WHAT YOU GET: If you’ve never experienced the joy of well-fried food and something sparkling, this’ll end your year right—fresh fruit and some floral notes, with bubbles and acidity to cut through the fried deliciousness. A palate cleanser as you pop smelt after smelt (you will).
Scungilli is the Italian word for a large marine snail (conch or whelk). So yes, this is some old-school cooking. But even if the prospect of using (and possibly prepping) big snails freaks you out, you’ll get major bonus points for authenticity. Plus, scungilli is pleasant, chewy, dense, even a bit sweet. And the salad is really about purity of flavor—just some parsley, celery, (really good) olive oil, garlic, salt, olives, lemon juice. A great way to lighten up the meal as courses pile, and pile, on.
WINE PAIRING: Soave
WHAT YOU GET: Snails are meaty, yet this is a salad, so go with a Soav,e a wine from the Veneto made from the native Garganega grape. Soave has a fun, crisp acidity that plays around with notes of citrus zest and subtle honey to match the sweet nature of the snails.

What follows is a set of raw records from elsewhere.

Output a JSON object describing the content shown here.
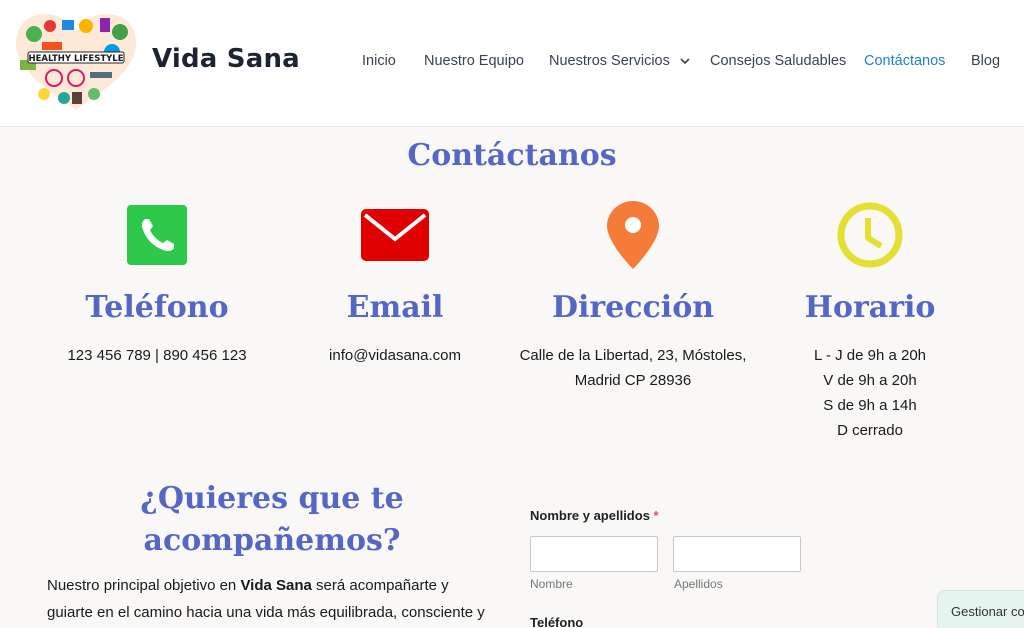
{
  "site": {
    "title": "Vida Sana",
    "logo_text": "HEALTHY LIFESTYLE"
  },
  "nav": [
    {
      "label": "Inicio"
    },
    {
      "label": "Nuestro Equipo"
    },
    {
      "label": "Nuestros Servicios"
    },
    {
      "label": "Consejos Saludables"
    },
    {
      "label": "Contáctanos"
    },
    {
      "label": "Blog"
    }
  ],
  "colors": {
    "accent": "#5566c4",
    "nav_active": "#1e7fd6",
    "phone_icon": "#2ec84a",
    "email_icon": "#e00000",
    "pin_icon": "#f47c38",
    "clock_icon": "#e3e033"
  },
  "page": {
    "heading": "Contáctanos",
    "info": [
      {
        "title": "Teléfono",
        "icon": "phone-icon",
        "lines": [
          "123 456 789 | 890 456 123"
        ]
      },
      {
        "title": "Email",
        "icon": "email-icon",
        "lines": [
          "info@vidasana.com"
        ]
      },
      {
        "title": "Dirección",
        "icon": "location-pin-icon",
        "lines": [
          "Calle de la Libertad, 23, Móstoles,",
          "Madrid CP 28936"
        ]
      },
      {
        "title": "Horario",
        "icon": "clock-icon",
        "lines": [
          "L - J de 9h a 20h",
          "V de 9h a 20h",
          "S de 9h a 14h",
          "D cerrado"
        ]
      }
    ],
    "cta": {
      "title_line1": "¿Quieres que te",
      "title_line2": "acompañemos?",
      "text_before": "Nuestro principal objetivo en ",
      "text_bold": "Vida Sana",
      "text_after": " será acompañarte y guiarte en el camino hacia una vida más equilibrada, consciente y saludable,"
    },
    "form": {
      "name_label": "Nombre y apellidos",
      "required_mark": "*",
      "first_sub": "Nombre",
      "last_sub": "Apellidos",
      "phone_label": "Teléfono"
    },
    "manage_button": "Gestionar co"
  }
}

Pasta dishes are common for the Feast, not just because they’re Italian, but because pasta’s a great way to feature almost any kind of seafood, and the starch helps stretch out quantities. This is a super-simple version of an Italian shrimp pasta, with a light white wine sauce infused with garlic, lemon, and parsley.
WINE PAIRING: Verdicchio
WHAT YOU GET: A crisp, but complex wine from the Marche region, with fresh citrus but enough subtle fruit to compliment the sweetness of the shrimp.